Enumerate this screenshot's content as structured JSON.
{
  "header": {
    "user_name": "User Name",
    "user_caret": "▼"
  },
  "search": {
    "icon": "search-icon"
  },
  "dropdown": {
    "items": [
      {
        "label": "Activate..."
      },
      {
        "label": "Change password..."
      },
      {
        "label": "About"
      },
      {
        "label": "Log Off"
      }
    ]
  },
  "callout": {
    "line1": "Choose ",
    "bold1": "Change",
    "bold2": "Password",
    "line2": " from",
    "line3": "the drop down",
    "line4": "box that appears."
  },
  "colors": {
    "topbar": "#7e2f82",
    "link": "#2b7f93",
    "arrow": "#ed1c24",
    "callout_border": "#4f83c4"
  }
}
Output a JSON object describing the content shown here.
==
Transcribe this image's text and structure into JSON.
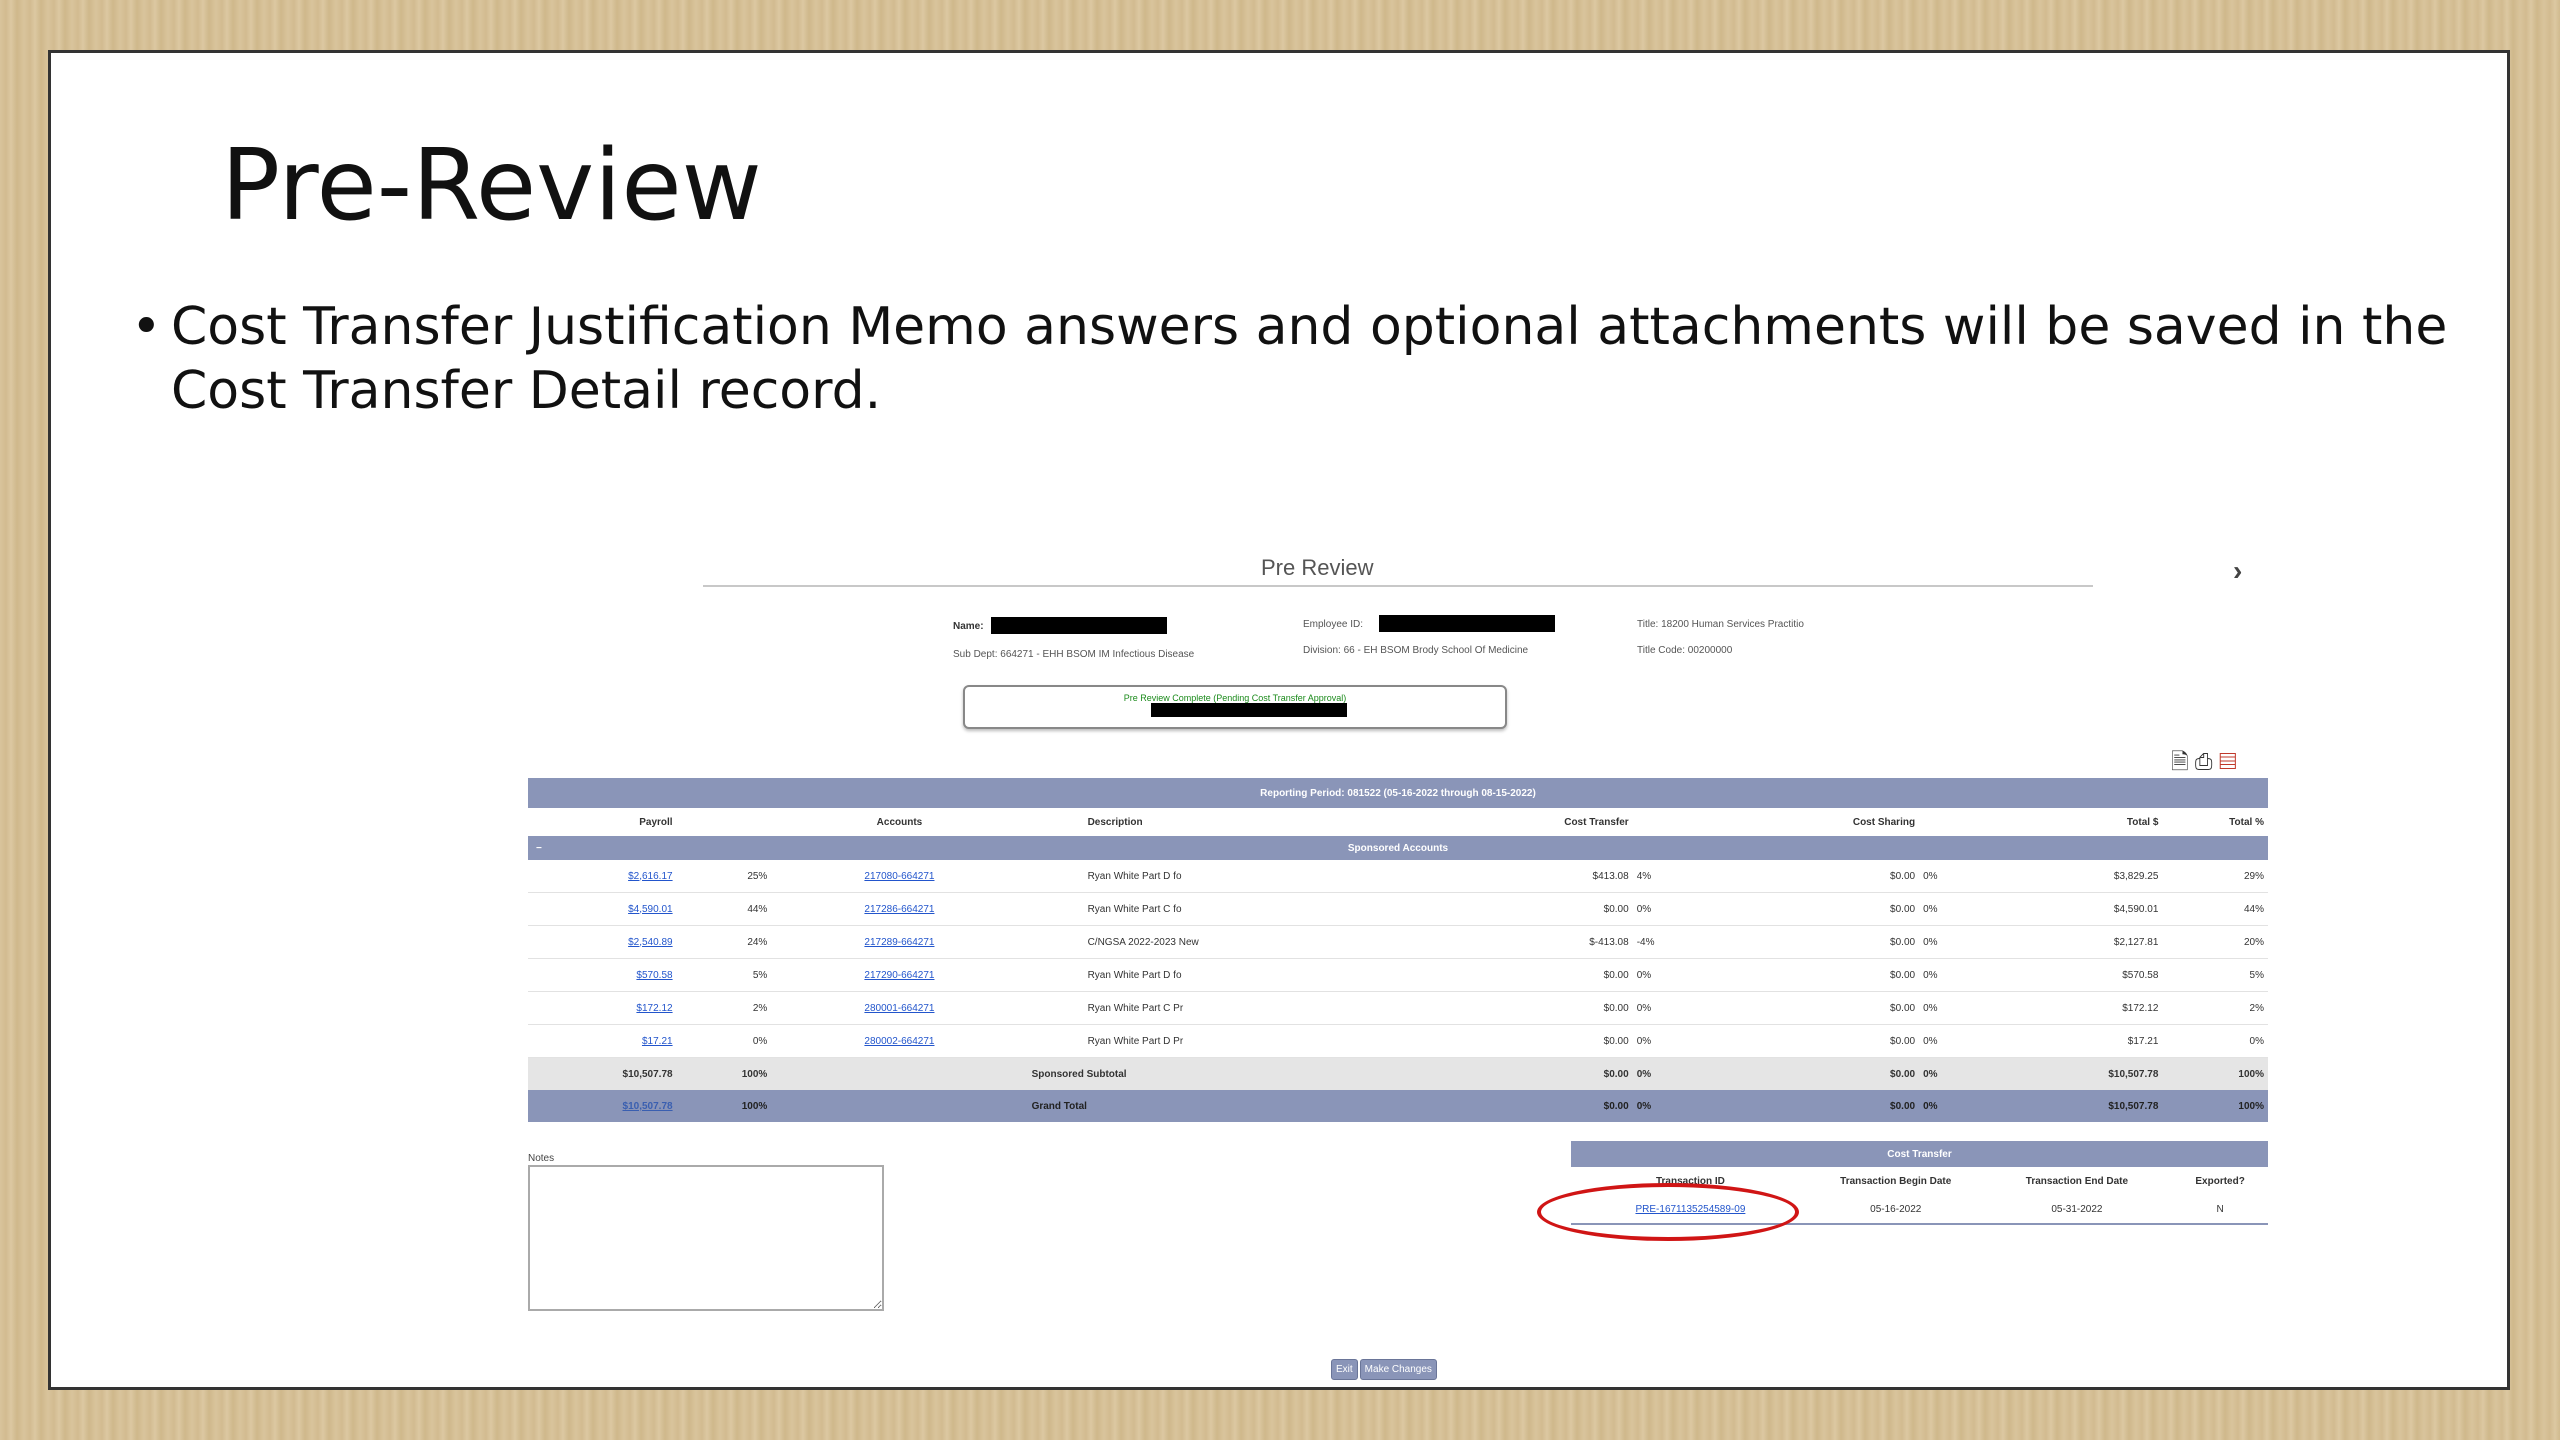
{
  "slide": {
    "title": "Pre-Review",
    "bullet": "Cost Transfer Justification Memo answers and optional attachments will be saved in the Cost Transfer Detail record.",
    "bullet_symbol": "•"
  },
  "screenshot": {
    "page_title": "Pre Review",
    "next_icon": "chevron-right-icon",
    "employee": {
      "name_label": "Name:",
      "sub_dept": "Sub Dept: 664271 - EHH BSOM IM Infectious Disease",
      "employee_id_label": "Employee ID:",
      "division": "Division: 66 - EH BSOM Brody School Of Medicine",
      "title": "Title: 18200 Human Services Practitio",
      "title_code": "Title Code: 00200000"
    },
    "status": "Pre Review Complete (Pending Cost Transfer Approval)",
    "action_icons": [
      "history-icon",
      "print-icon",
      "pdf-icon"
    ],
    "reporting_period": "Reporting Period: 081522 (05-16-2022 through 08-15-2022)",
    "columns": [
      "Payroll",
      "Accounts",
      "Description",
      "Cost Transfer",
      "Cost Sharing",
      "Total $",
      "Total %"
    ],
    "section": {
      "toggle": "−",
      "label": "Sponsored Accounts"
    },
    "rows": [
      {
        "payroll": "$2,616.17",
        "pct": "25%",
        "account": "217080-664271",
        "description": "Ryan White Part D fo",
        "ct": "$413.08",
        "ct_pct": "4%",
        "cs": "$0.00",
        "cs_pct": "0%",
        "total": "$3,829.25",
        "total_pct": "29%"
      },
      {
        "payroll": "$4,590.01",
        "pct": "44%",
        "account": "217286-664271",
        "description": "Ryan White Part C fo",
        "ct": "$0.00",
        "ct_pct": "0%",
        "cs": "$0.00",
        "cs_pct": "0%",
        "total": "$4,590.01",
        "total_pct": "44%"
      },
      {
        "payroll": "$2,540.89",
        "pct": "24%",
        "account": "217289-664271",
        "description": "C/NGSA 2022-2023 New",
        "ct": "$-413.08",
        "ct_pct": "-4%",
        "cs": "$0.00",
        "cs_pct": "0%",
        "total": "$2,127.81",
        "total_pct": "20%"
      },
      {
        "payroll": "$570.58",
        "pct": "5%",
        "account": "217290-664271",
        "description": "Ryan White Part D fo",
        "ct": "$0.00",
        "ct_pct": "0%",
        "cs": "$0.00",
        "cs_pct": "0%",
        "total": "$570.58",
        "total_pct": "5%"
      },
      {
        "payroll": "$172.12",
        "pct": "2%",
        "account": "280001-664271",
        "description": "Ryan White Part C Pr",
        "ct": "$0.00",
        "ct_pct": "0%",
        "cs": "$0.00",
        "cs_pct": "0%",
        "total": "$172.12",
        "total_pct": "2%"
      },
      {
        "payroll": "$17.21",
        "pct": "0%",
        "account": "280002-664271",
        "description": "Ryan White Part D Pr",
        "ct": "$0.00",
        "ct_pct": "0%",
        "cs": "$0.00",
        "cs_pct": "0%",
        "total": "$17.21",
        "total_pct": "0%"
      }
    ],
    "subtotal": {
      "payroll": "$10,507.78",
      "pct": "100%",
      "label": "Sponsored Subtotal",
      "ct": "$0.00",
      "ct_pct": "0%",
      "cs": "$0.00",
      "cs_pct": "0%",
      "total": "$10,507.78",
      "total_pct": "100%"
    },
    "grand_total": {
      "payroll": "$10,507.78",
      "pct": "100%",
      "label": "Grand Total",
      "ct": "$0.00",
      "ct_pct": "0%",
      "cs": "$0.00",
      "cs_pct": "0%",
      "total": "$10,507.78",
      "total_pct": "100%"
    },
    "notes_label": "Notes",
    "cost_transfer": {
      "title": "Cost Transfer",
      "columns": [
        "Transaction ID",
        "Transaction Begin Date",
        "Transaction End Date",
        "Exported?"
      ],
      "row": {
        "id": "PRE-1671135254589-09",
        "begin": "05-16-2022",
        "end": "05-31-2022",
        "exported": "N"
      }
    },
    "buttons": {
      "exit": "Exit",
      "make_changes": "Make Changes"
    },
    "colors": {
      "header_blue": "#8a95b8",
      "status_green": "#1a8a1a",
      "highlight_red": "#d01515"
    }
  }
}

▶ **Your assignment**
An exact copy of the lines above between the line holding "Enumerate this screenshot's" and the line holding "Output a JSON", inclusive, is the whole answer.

▶ **Task result**
Enumerate this screenshot's content as structured JSON.
{
  "header": {
    "user_name": "User Name",
    "user_caret": "▼"
  },
  "search": {
    "icon": "search-icon"
  },
  "dropdown": {
    "items": [
      {
        "label": "Activate..."
      },
      {
        "label": "Change password..."
      },
      {
        "label": "About"
      },
      {
        "label": "Log Off"
      }
    ]
  },
  "callout": {
    "line1": "Choose ",
    "bold1": "Change",
    "bold2": "Password",
    "line2": " from",
    "line3": "the drop down",
    "line4": "box that appears."
  },
  "colors": {
    "topbar": "#7e2f82",
    "link": "#2b7f93",
    "arrow": "#ed1c24",
    "callout_border": "#4f83c4"
  }
}
Output a JSON object describing the content shown here.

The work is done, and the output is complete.